TRY IT
Find all lines in the records that include the word "icon", and copy them out.

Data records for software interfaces
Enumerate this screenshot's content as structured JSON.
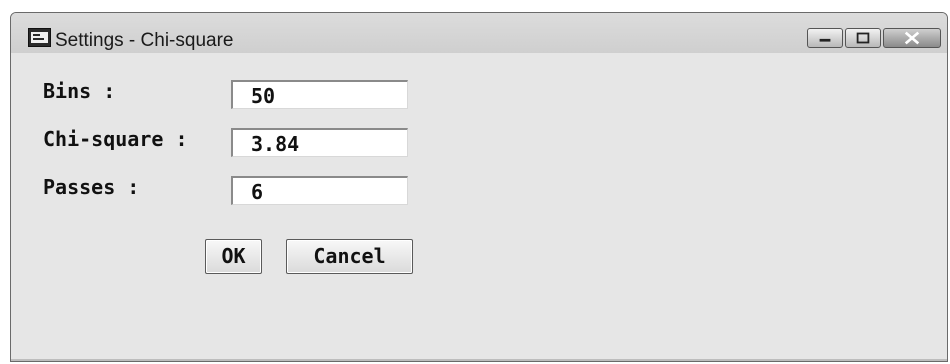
{
  "window": {
    "title": "Settings - Chi-square",
    "icon": "sas-app-icon",
    "controls": [
      "minimize-icon",
      "maximize-icon",
      "close-icon"
    ]
  },
  "form": {
    "bins_label": "Bins :",
    "bins_value": "50",
    "chisquare_label": "Chi-square :",
    "chisquare_value": "3.84",
    "passes_label": "Passes :",
    "passes_value": "6"
  },
  "buttons": {
    "ok_label": "OK",
    "cancel_label": "Cancel"
  }
}
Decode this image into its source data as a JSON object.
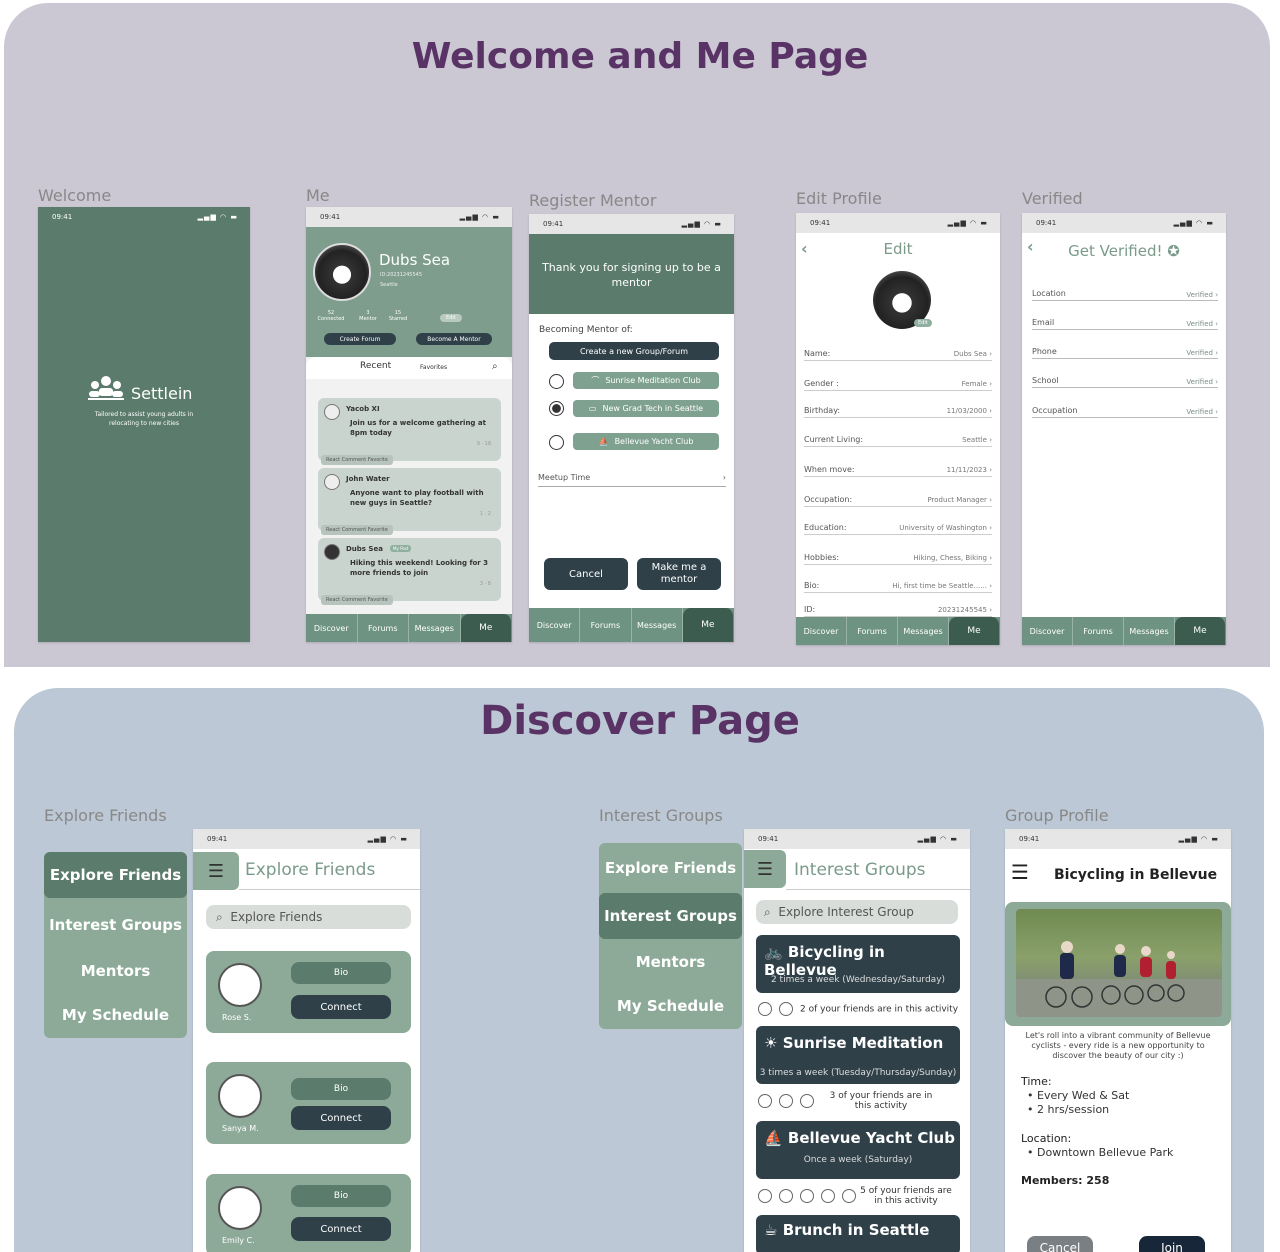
{
  "top": {
    "title": "Welcome and Me Page",
    "labels": {
      "welcome": "Welcome",
      "me": "Me",
      "register": "Register Mentor",
      "edit": "Edit Profile",
      "verified": "Verified"
    }
  },
  "status_time": "09:41",
  "nav": {
    "discover": "Discover",
    "forums": "Forums",
    "messages": "Messages",
    "me": "Me"
  },
  "welcome_screen": {
    "app": "Settlein",
    "tagline": "Tailored to assist young adults in relocating to new cities"
  },
  "me_screen": {
    "name": "Dubs Sea",
    "id": "ID:20231245545",
    "city": "Seattle",
    "stats": [
      {
        "num": "52",
        "label": "Connected"
      },
      {
        "num": "3",
        "label": "Mentor"
      },
      {
        "num": "15",
        "label": "Starred"
      }
    ],
    "edit": "Edit",
    "create_forum": "Create Forum",
    "become_mentor": "Become A Mentor",
    "tab_recent": "Recent",
    "tab_favorites": "Favorites",
    "actions": {
      "react": "React",
      "comment": "Comment",
      "favorite": "Favorite"
    },
    "my_post_badge": "My Post",
    "posts": [
      {
        "name": "Yacob XI",
        "text": "Join us for a welcome gathering at 8pm today",
        "counts": "9 · 18"
      },
      {
        "name": "John Water",
        "text": "Anyone want to play football with new guys in Seattle?",
        "counts": "1 · 2"
      },
      {
        "name": "Dubs Sea",
        "text": "Hiking this weekend! Looking for 3 more friends to join",
        "counts": "3 · 8"
      }
    ]
  },
  "register_screen": {
    "header": "Thank you for signing up to be a mentor",
    "becoming": "Becoming Mentor of:",
    "create_group": "Create a new Group/Forum",
    "clubs": [
      "Sunrise Meditation Club",
      "New Grad Tech in Seattle",
      "Bellevue Yacht Club"
    ],
    "meetup": "Meetup Time",
    "cancel": "Cancel",
    "make": "Make me a mentor"
  },
  "edit_screen": {
    "title": "Edit",
    "edit_badge": "Edit",
    "fields": [
      {
        "k": "Name:",
        "v": "Dubs Sea"
      },
      {
        "k": "Gender :",
        "v": "Female"
      },
      {
        "k": "Birthday:",
        "v": "11/03/2000"
      },
      {
        "k": "Current Living:",
        "v": "Seattle"
      },
      {
        "k": "When move:",
        "v": "11/11/2023"
      },
      {
        "k": "Occupation:",
        "v": "Product Manager"
      },
      {
        "k": "Education:",
        "v": "University of Washington"
      },
      {
        "k": "Hobbies:",
        "v": "Hiking, Chess, Biking"
      },
      {
        "k": "Bio:",
        "v": "Hi, first time be Seattle......"
      },
      {
        "k": "ID:",
        "v": "20231245545"
      }
    ]
  },
  "verified_screen": {
    "title": "Get Verified!",
    "fields": [
      {
        "k": "Location",
        "v": "Verified"
      },
      {
        "k": "Email",
        "v": "Verified"
      },
      {
        "k": "Phone",
        "v": "Verified"
      },
      {
        "k": "School",
        "v": "Verified"
      },
      {
        "k": "Occupation",
        "v": "Verified"
      }
    ]
  },
  "discover": {
    "title": "Discover Page",
    "labels": {
      "explore": "Explore Friends",
      "interest": "Interest Groups",
      "group": "Group Profile"
    },
    "side": [
      "Explore Friends",
      "Interest Groups",
      "Mentors",
      "My Schedule"
    ],
    "explore_screen": {
      "title": "Explore Friends",
      "search": "Explore Friends",
      "bio": "Bio",
      "connect": "Connect",
      "friends": [
        "Rose S.",
        "Sanya M.",
        "Emily C."
      ]
    },
    "interest_screen": {
      "title": "Interest Groups",
      "search": "Explore Interest Group",
      "groups": [
        {
          "name": "Bicycling in Bellevue",
          "freq": "2 times a week (Wednesday/Saturday)",
          "friends": "2 of your friends are in this activity"
        },
        {
          "name": "Sunrise Meditation",
          "freq": "3 times a week (Tuesday/Thursday/Sunday)",
          "friends": "3 of your friends are in this activity"
        },
        {
          "name": "Bellevue Yacht Club",
          "freq": "Once a week (Saturday)",
          "friends": "5 of your friends are in this activity"
        },
        {
          "name": "Brunch in Seattle",
          "freq": "",
          "friends": ""
        }
      ]
    },
    "group_screen": {
      "title": "Bicycling in Bellevue",
      "desc": "Let's roll into a vibrant community of Bellevue cyclists - every ride is a new opportunity to discover the beauty of our city :)",
      "time_label": "Time:",
      "time": [
        "Every Wed & Sat",
        "2 hrs/session"
      ],
      "loc_label": "Location:",
      "loc": [
        "Downtown Bellevue Park"
      ],
      "members": "Members: 258",
      "cancel": "Cancel",
      "join": "Join"
    }
  },
  "colors": {
    "top_panel": "#cbc7d3",
    "bottom_panel": "#bcc8d5",
    "title": "#5a3366",
    "green": "#5b7b6d",
    "dark": "#2f4049"
  }
}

RESPONSE TO THIS TASK
    "icon": "sas-app-icon",
      "minimize-icon",
      "maximize-icon",
      "close-icon"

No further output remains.